→ EXERCISE DETAILS:
Each record below should be reproduced as it is written, with pictures left out entirely.

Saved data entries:
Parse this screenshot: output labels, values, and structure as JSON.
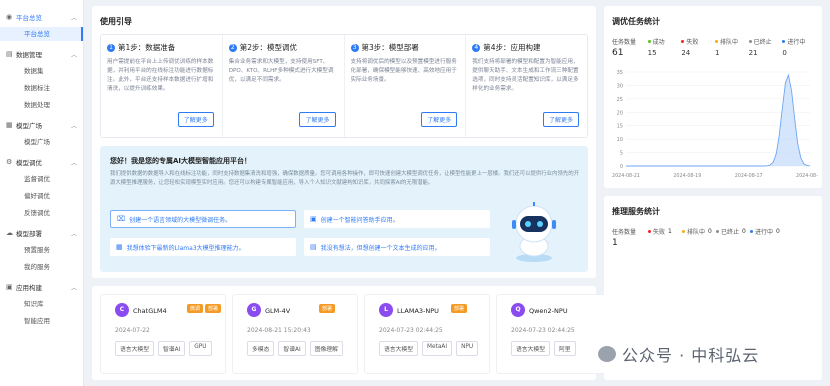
{
  "sidebar": {
    "groups": [
      {
        "label": "平台总览",
        "items": [
          "平台总览"
        ]
      },
      {
        "label": "数据管理",
        "items": [
          "数据集",
          "数据标注",
          "数据处理"
        ]
      },
      {
        "label": "模型广场",
        "items": [
          "模型广场"
        ]
      },
      {
        "label": "模型调优",
        "items": [
          "监督调优",
          "偏好调优",
          "反馈调优"
        ]
      },
      {
        "label": "模型部署",
        "items": [
          "预置服务",
          "我的服务"
        ]
      },
      {
        "label": "应用构建",
        "items": [
          "知识库",
          "智能应用"
        ]
      }
    ]
  },
  "guide": {
    "title": "使用引导",
    "steps": [
      {
        "num": "1",
        "title": "第1步：数据准备",
        "desc": "用户需提前在平台上上传调优训练的样本数据，并利用平台的在线标注功能进行数据标注。此外，平台还支持样本数据进行扩增和清洗，以提升训练效果。",
        "btn": "了解更多"
      },
      {
        "num": "2",
        "title": "第2步：模型调优",
        "desc": "集合业务需求和大模型，支持使用SFT、DPO、KTO、RLHF多种模式进行大模型调优，以满足不同需求。",
        "btn": "了解更多"
      },
      {
        "num": "3",
        "title": "第3步：模型部署",
        "desc": "支持将调优后的模型以及预置模型进行服务化部署，确保模型能够快速、高效地应用于实际业务场景。",
        "btn": "了解更多"
      },
      {
        "num": "4",
        "title": "第4步：应用构建",
        "desc": "我们支持将部署的模型和配置为智能应用，提供聊天助手、文本生成和工作流三种配置选项，同时支持灵活配置知识库，以满足多样化的业务需求。",
        "btn": "了解更多"
      }
    ]
  },
  "assistant": {
    "title": "您好！我是您的专属AI大模型智能应用平台！",
    "desc": "我们提供数据的数据导入和在线标注功能，同时支持数据集清洗和增强，确保数据质量。您可调用各种操作，即可快速创建大模型调优任务，让模型性能更上一层楼。我们还可以提供行业内领先的开源大模型推理服务，让您轻松实现模型实时应用。您还可以构建专属智能应用，导入个人知识文献建构知识库，共同探索AI的无限潜能。",
    "suggestions": [
      {
        "icon": "⌧",
        "text": "创建一个语言领域的大模型微调任务。"
      },
      {
        "icon": "▣",
        "text": "创建一个智能问答助手应用。"
      },
      {
        "icon": "▦",
        "text": "我想体验下最新的Llama3大模型推理能力。"
      },
      {
        "icon": "▤",
        "text": "我没有想法，但想创建一个文本生成的应用。"
      }
    ]
  },
  "models": [
    {
      "avatar": "C",
      "name": "ChatGLM4",
      "badges": [
        {
          "text": "微调",
          "color": "#f59a23"
        },
        {
          "text": "部署",
          "color": "#f59a23"
        }
      ],
      "date": "2024-07-22",
      "tags": [
        "语言大模型",
        "智谱AI",
        "GPU"
      ]
    },
    {
      "avatar": "G",
      "name": "GLM-4V",
      "badges": [
        {
          "text": "部署",
          "color": "#f59a23"
        }
      ],
      "date": "2024-08-21 15:20:43",
      "tags": [
        "多模态",
        "智谱AI",
        "图像理解"
      ]
    },
    {
      "avatar": "L",
      "name": "LLAMA3-NPU",
      "badges": [
        {
          "text": "部署",
          "color": "#f59a23"
        }
      ],
      "date": "2024-07-23 02:44:25",
      "tags": [
        "语言大模型",
        "MetaAI",
        "NPU"
      ]
    },
    {
      "avatar": "Q",
      "name": "Qwen2-NPU",
      "badges": [],
      "date": "2024-07-23 02:44:25",
      "tags": [
        "语言大模型",
        "阿里"
      ]
    }
  ],
  "tune_stats": {
    "title": "调优任务统计",
    "count_label": "任务数量",
    "total": "61",
    "statuses": [
      {
        "label": "成功",
        "color": "#52c41a",
        "value": "15"
      },
      {
        "label": "失败",
        "color": "#f5222d",
        "value": "24"
      },
      {
        "label": "排队中",
        "color": "#faad14",
        "value": "1"
      },
      {
        "label": "已终止",
        "color": "#8c8c8c",
        "value": "21"
      },
      {
        "label": "进行中",
        "color": "#2f7bf5",
        "value": "0"
      }
    ]
  },
  "chart_data": {
    "type": "area",
    "x": [
      "2024-08-21",
      "2024-08-19",
      "2024-08-17",
      "2024-08-15"
    ],
    "values": [
      0,
      0,
      0,
      34
    ],
    "ylim": [
      0,
      35
    ],
    "yticks": [
      0,
      5,
      10,
      15,
      20,
      25,
      30,
      35
    ],
    "xticks": [
      "2024-08-21",
      "2024-08-19",
      "2024-08-17",
      "2024-08-15"
    ],
    "grid": true
  },
  "infer_stats": {
    "title": "推理服务统计",
    "count_label": "任务数量",
    "total": "1",
    "statuses": [
      {
        "label": "失败",
        "color": "#f5222d",
        "value": "1"
      },
      {
        "label": "排队中",
        "color": "#faad14",
        "value": "0"
      },
      {
        "label": "已终止",
        "color": "#8c8c8c",
        "value": "0"
      },
      {
        "label": "进行中",
        "color": "#2f7bf5",
        "value": "0"
      }
    ]
  },
  "watermark": "公众号 · 中科弘云"
}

→ TASK ANSWER:
Parse this screenshot: output labels, values, and structure as JSON.
{
  "sidebar": {
    "groups": [
      {
        "label": "平台总览",
        "items": [
          "平台总览"
        ]
      },
      {
        "label": "数据管理",
        "items": [
          "数据集",
          "数据标注",
          "数据处理"
        ]
      },
      {
        "label": "模型广场",
        "items": [
          "模型广场"
        ]
      },
      {
        "label": "模型调优",
        "items": [
          "监督调优",
          "偏好调优",
          "反馈调优"
        ]
      },
      {
        "label": "模型部署",
        "items": [
          "预置服务",
          "我的服务"
        ]
      },
      {
        "label": "应用构建",
        "items": [
          "知识库",
          "智能应用"
        ]
      }
    ]
  },
  "guide": {
    "title": "使用引导",
    "steps": [
      {
        "num": "1",
        "title": "第1步：数据准备",
        "desc": "用户需提前在平台上上传调优训练的样本数据，并利用平台的在线标注功能进行数据标注。此外，平台还支持样本数据进行扩增和清洗，以提升训练效果。",
        "btn": "了解更多"
      },
      {
        "num": "2",
        "title": "第2步：模型调优",
        "desc": "集合业务需求和大模型，支持使用SFT、DPO、KTO、RLHF多种模式进行大模型调优，以满足不同需求。",
        "btn": "了解更多"
      },
      {
        "num": "3",
        "title": "第3步：模型部署",
        "desc": "支持将调优后的模型以及预置模型进行服务化部署，确保模型能够快速、高效地应用于实际业务场景。",
        "btn": "了解更多"
      },
      {
        "num": "4",
        "title": "第4步：应用构建",
        "desc": "我们支持将部署的模型和配置为智能应用，提供聊天助手、文本生成和工作流三种配置选项，同时支持灵活配置知识库，以满足多样化的业务需求。",
        "btn": "了解更多"
      }
    ]
  },
  "assistant": {
    "title": "您好！我是您的专属AI大模型智能应用平台！",
    "desc": "我们提供数据的数据导入和在线标注功能，同时支持数据集清洗和增强，确保数据质量。您可调用各种操作，即可快速创建大模型调优任务，让模型性能更上一层楼。我们还可以提供行业内领先的开源大模型推理服务，让您轻松实现模型实时应用。您还可以构建专属智能应用，导入个人知识文献建构知识库，共同探索AI的无限潜能。",
    "suggestions": [
      {
        "icon": "⌧",
        "text": "创建一个语言领域的大模型微调任务。"
      },
      {
        "icon": "▣",
        "text": "创建一个智能问答助手应用。"
      },
      {
        "icon": "▦",
        "text": "我想体验下最新的Llama3大模型推理能力。"
      },
      {
        "icon": "▤",
        "text": "我没有想法，但想创建一个文本生成的应用。"
      }
    ]
  },
  "models": [
    {
      "avatar": "C",
      "name": "ChatGLM4",
      "badges": [
        {
          "text": "微调",
          "color": "#f59a23"
        },
        {
          "text": "部署",
          "color": "#f59a23"
        }
      ],
      "date": "2024-07-22",
      "tags": [
        "语言大模型",
        "智谱AI",
        "GPU"
      ]
    },
    {
      "avatar": "G",
      "name": "GLM-4V",
      "badges": [
        {
          "text": "部署",
          "color": "#f59a23"
        }
      ],
      "date": "2024-08-21 15:20:43",
      "tags": [
        "多模态",
        "智谱AI",
        "图像理解"
      ]
    },
    {
      "avatar": "L",
      "name": "LLAMA3-NPU",
      "badges": [
        {
          "text": "部署",
          "color": "#f59a23"
        }
      ],
      "date": "2024-07-23 02:44:25",
      "tags": [
        "语言大模型",
        "MetaAI",
        "NPU"
      ]
    },
    {
      "avatar": "Q",
      "name": "Qwen2-NPU",
      "badges": [],
      "date": "2024-07-23 02:44:25",
      "tags": [
        "语言大模型",
        "阿里"
      ]
    }
  ],
  "tune_stats": {
    "title": "调优任务统计",
    "count_label": "任务数量",
    "total": "61",
    "statuses": [
      {
        "label": "成功",
        "color": "#52c41a",
        "value": "15"
      },
      {
        "label": "失败",
        "color": "#f5222d",
        "value": "24"
      },
      {
        "label": "排队中",
        "color": "#faad14",
        "value": "1"
      },
      {
        "label": "已终止",
        "color": "#8c8c8c",
        "value": "21"
      },
      {
        "label": "进行中",
        "color": "#2f7bf5",
        "value": "0"
      }
    ]
  },
  "chart_data": {
    "type": "area",
    "x": [
      "2024-08-21",
      "2024-08-19",
      "2024-08-17",
      "2024-08-15"
    ],
    "values": [
      0,
      0,
      0,
      34
    ],
    "ylim": [
      0,
      35
    ],
    "yticks": [
      0,
      5,
      10,
      15,
      20,
      25,
      30,
      35
    ],
    "xticks": [
      "2024-08-21",
      "2024-08-19",
      "2024-08-17",
      "2024-08-15"
    ],
    "grid": true
  },
  "infer_stats": {
    "title": "推理服务统计",
    "count_label": "任务数量",
    "total": "1",
    "statuses": [
      {
        "label": "失败",
        "color": "#f5222d",
        "value": "1"
      },
      {
        "label": "排队中",
        "color": "#faad14",
        "value": "0"
      },
      {
        "label": "已终止",
        "color": "#8c8c8c",
        "value": "0"
      },
      {
        "label": "进行中",
        "color": "#2f7bf5",
        "value": "0"
      }
    ]
  },
  "watermark": "公众号 · 中科弘云"
}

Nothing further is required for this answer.